I mention Lane's association with Welch because it plays a recurring, indeed dominant role in this book as he relies (in my view, too heavily) on Welch when demonstrating several key points while examining (key word) avoidable behaviors and mindsets that can ruin - indeed have ruined - many careers.
Lane cites this observation by Otto von Bismarck: "Only a fool learns from his mistakes. A wise man learns from the mistakes of others." With all due respect to the founder and chancellor of the German Empire, only fools think they have never made a mistake and more wisdom can be gained from one's own mistakes than from those made by others. Lane offers a prime example: he wrote this book based on what he learned from his own mistakes. Whether or not his readers gain any wisdom from the book is impossible to determine.
Throughout his ten-chapter narrative, Lane offers several dozen "tips" for surviving and thriving at work and focuses on ten in particular. None is a head-snapper, nor does Lane make any such claim for them. Be paranoid about remaining current, for example, and follow a moral/ethical compass. My own opinion is that a series of admonitions with a parental flavor tend to have little (if any) impact. Lane's writing style is conversational, the flow of his material is episodic and at times idiosyncratic, and his playful (sometimes self-deprecating) wit adds a leitmotif during discussions of various crises that (his descriptive) "suck."

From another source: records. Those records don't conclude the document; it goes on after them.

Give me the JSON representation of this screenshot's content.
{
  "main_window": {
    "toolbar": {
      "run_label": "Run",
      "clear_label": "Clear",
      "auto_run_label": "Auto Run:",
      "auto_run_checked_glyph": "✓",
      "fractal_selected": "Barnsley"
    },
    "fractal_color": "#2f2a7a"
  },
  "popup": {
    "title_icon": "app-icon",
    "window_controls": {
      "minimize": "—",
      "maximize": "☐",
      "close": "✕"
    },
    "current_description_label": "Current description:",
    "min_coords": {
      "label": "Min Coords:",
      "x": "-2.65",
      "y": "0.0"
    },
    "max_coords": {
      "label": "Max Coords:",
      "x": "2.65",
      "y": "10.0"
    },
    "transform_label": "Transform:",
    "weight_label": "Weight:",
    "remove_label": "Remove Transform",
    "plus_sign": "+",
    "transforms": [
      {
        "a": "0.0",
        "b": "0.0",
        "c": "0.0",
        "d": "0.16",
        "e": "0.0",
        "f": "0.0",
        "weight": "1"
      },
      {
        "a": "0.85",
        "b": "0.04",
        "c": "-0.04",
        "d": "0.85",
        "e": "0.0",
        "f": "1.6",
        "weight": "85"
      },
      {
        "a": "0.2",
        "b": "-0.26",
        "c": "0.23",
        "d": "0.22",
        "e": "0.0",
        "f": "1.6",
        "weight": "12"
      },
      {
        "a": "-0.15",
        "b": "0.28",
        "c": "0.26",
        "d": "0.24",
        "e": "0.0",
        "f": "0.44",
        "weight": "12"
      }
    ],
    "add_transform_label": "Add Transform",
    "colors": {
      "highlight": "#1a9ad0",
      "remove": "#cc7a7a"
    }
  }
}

On balance, I think Bill Lane has written another lively personal account, sharing much of what he learned from his career, especially during the association with Welch at GE. His advice is sensible and his convictions are sincere. I would have rated the book another Star had his thinking been clearer on three separate but related points: wisdom that can [begin italics] only [end italics] be learned from personal experience, the relevance of his insights to a workplace today that is significantly different from the one in which he gained most of his experience, and the extent to which Welch remains a relevant role model for executives in the current business world.